Professor Nutt states that “there has been a lot of commentary and some research as to whether cannabis is associated with schizophrenia.” It is crystal clear that people with schizophrenia use more cannabis than the general population; there is no dispute about this. The question is whether the use of cannabis contributes to the onset of psychosis including schizophrenia in a causal manner. Here the evidence, although not yet conclusive, has been mounting steadily over the past six years.
Professor Nutt contrasts a 2.6 fold increase in risk of psychosis carried by using cannabis with a twentyfold increase in risk of lung cancer if one smokes cigarettes. Unfortunately, he is not comparing like with like. The twentyfold increased risk is not carried by just being a cigarette smoker but rather by being a long-term heavy smoker. For cannabis, the risk of psychosis goes up to about six times if one is a long-term heavy cannabis smoker.
Next Professor Nutt claims that the incidence of schizophrenia is falling while consumption of skunk has been rising. Sadly, the paper he points to is a study of diagnosis in general practice and we know that GP records on psychosis are far from accurate. The only good longitudinal data on the incidence of schizophrenia in the UK comes from south London, where the incidence doubled between 1964 and 1999. There are probably several factors contributing to this but abuse of drugs is likely to be one.
Personally, I care little whether cannabis is classified as a class B or class C drug. Fourteen year olds starting daily cannabis use do not agonise over its exact classification; many do not even think it is a drug and few have any knowledge of its hazards. By comparison, most adults in the UK drink alcohol in moderation, but do so in the knowledge that drinking a bottle of vodka a day is likely to be injurious to health, and few are in favour of daily drinking from age 14 years.
Both Professor Nutt and I agree that what we need is a major educational campaign to inform the public about the risks associated with heavy use of cannabis particularly in early adolescence.
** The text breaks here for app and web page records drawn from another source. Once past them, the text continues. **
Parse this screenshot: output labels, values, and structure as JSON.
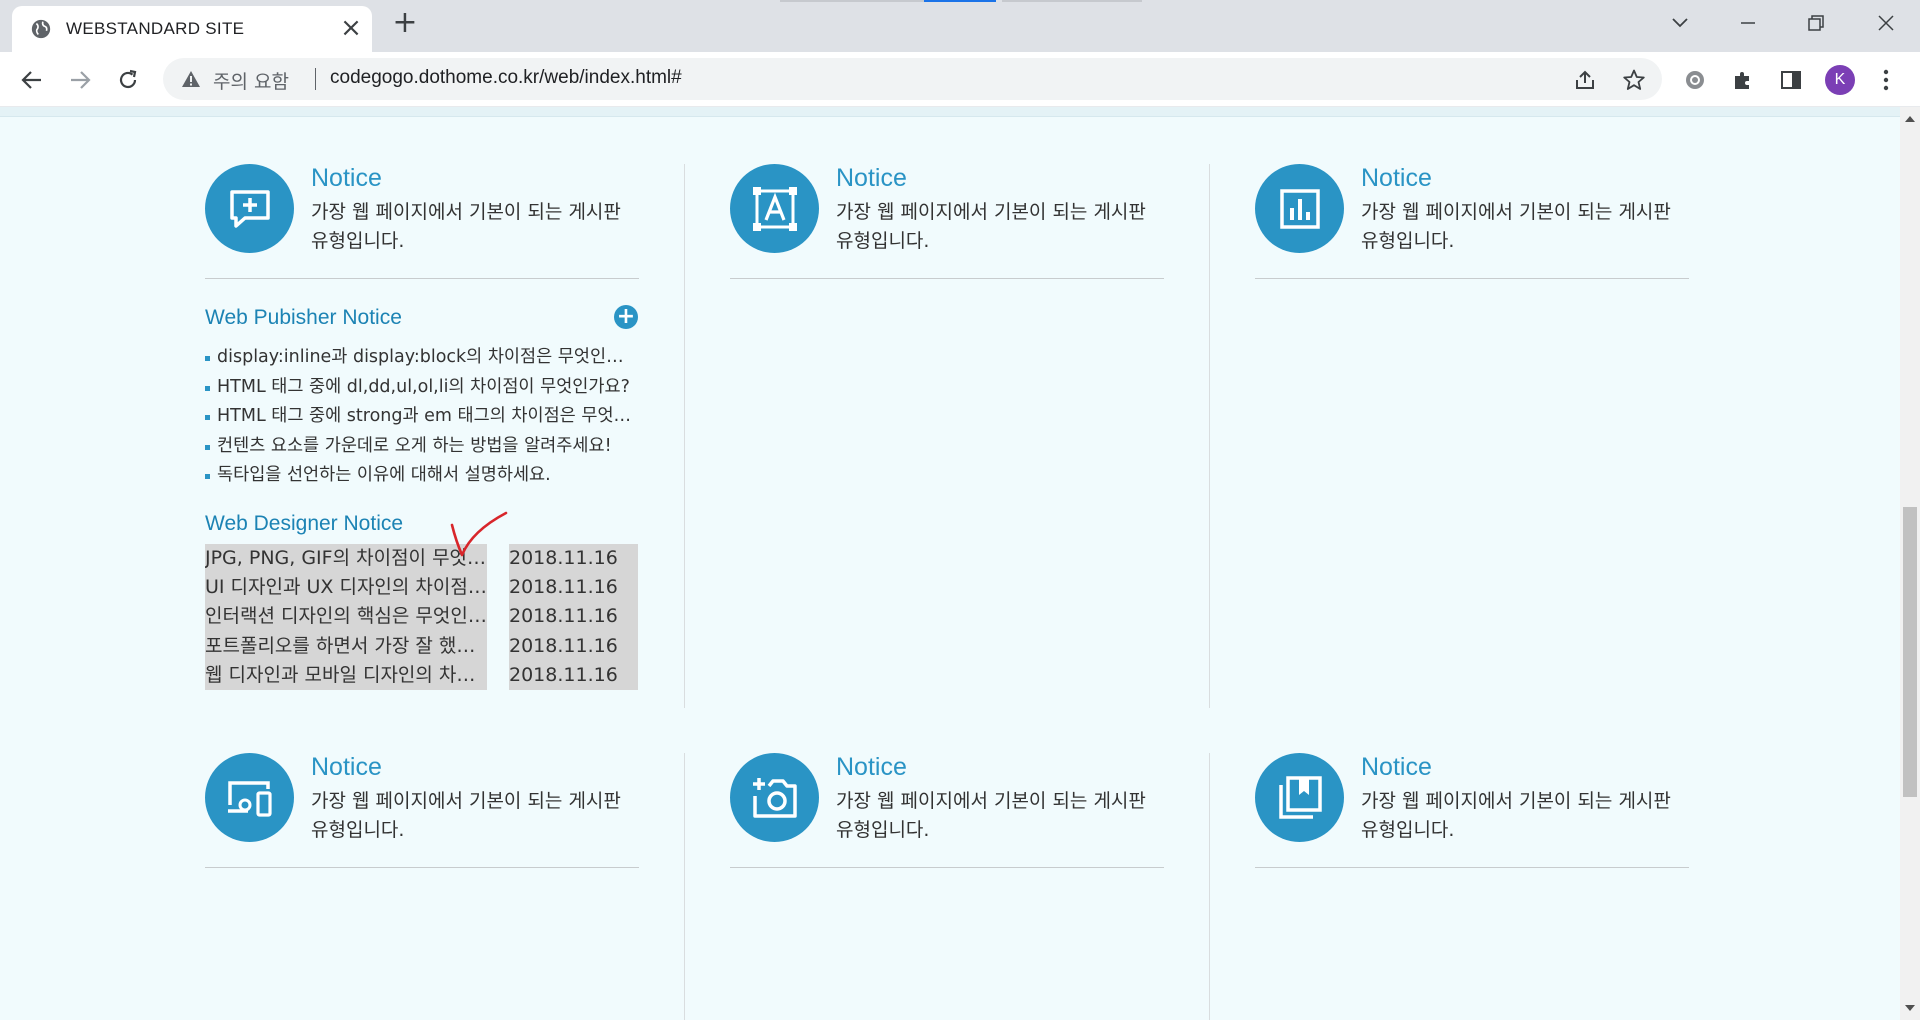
{
  "browser": {
    "tab_title": "WEBSTANDARD SITE",
    "security_warning": "주의 요함",
    "url": "codegogo.dothome.co.kr/web/index.html#",
    "profile_initial": "K",
    "accent": "#2a94c5"
  },
  "cards_row1": [
    {
      "title": "Notice",
      "desc": "가장 웹 페이지에서 기본이 되는 게시판 유형입니다.",
      "icon": "chat-plus-icon"
    },
    {
      "title": "Notice",
      "desc": "가장 웹 페이지에서 기본이 되는 게시판 유형입니다.",
      "icon": "text-frame-icon"
    },
    {
      "title": "Notice",
      "desc": "가장 웹 페이지에서 기본이 되는 게시판 유형입니다.",
      "icon": "bar-chart-icon"
    }
  ],
  "cards_row2": [
    {
      "title": "Notice",
      "desc": "가장 웹 페이지에서 기본이 되는 게시판 유형입니다.",
      "icon": "devices-icon"
    },
    {
      "title": "Notice",
      "desc": "가장 웹 페이지에서 기본이 되는 게시판 유형입니다.",
      "icon": "camera-plus-icon"
    },
    {
      "title": "Notice",
      "desc": "가장 웹 페이지에서 기본이 되는 게시판 유형입니다.",
      "icon": "library-icon"
    }
  ],
  "publisher": {
    "title": "Web Pubisher Notice",
    "items": [
      "display:inline과 display:block의 차이점은 무엇인가요?",
      "HTML 태그 중에 dl,dd,ul,ol,li의 차이점이 무엇인가요?",
      "HTML 태그 중에 strong과 em 태그의 차이점은 무엇인가요?",
      "컨텐츠 요소를 가운데로 오게 하는 방법을 알려주세요!",
      "독타입을 선언하는 이유에 대해서 설명하세요."
    ]
  },
  "designer": {
    "title": "Web Designer Notice",
    "rows": [
      {
        "title": "JPG, PNG, GIF의 차이점이 무엇인가요?",
        "date": "2018.11.16"
      },
      {
        "title": "UI 디자인과 UX 디자인의 차이점은?",
        "date": "2018.11.16"
      },
      {
        "title": "인터랙션 디자인의 핵심은 무엇인가요?",
        "date": "2018.11.16"
      },
      {
        "title": "포트폴리오를 하면서 가장 잘 했던 점은?",
        "date": "2018.11.16"
      },
      {
        "title": "웹 디자인과 모바일 디자인의 차이점은?",
        "date": "2018.11.16"
      }
    ]
  }
}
Fortunately, there has been some progress in public understanding and, as a consequence, use of cannabis has been falling for the past five years.
Source: guardian.co.uk, Thursday 29 October 2009
By Robin Murray